■ Work order
Repeat the records below exactly as they appear.

[Interface dataset entries]
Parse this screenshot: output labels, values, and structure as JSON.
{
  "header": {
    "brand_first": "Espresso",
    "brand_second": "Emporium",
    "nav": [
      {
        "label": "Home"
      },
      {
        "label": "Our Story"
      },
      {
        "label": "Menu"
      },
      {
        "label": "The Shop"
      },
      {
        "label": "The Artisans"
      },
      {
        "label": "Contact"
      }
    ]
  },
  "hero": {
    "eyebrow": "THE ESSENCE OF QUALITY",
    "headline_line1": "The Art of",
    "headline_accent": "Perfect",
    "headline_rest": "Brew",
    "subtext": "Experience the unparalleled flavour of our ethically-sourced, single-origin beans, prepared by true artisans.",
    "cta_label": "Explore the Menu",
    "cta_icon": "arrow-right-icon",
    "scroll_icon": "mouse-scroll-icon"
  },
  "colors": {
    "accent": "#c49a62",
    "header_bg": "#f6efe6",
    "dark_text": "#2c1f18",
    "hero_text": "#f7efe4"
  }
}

■ Finished exercise
Parse this screenshot: output labels, values, and structure as JSON.
{
  "header": {
    "brand_first": "Espresso",
    "brand_second": "Emporium",
    "nav": [
      {
        "label": "Home"
      },
      {
        "label": "Our Story"
      },
      {
        "label": "Menu"
      },
      {
        "label": "The Shop"
      },
      {
        "label": "The Artisans"
      },
      {
        "label": "Contact"
      }
    ]
  },
  "hero": {
    "eyebrow": "THE ESSENCE OF QUALITY",
    "headline_line1": "The Art of",
    "headline_accent": "Perfect",
    "headline_rest": "Brew",
    "subtext": "Experience the unparalleled flavour of our ethically-sourced, single-origin beans, prepared by true artisans.",
    "cta_label": "Explore the Menu",
    "cta_icon": "arrow-right-icon",
    "scroll_icon": "mouse-scroll-icon"
  },
  "colors": {
    "accent": "#c49a62",
    "header_bg": "#f6efe6",
    "dark_text": "#2c1f18",
    "hero_text": "#f7efe4"
  }
}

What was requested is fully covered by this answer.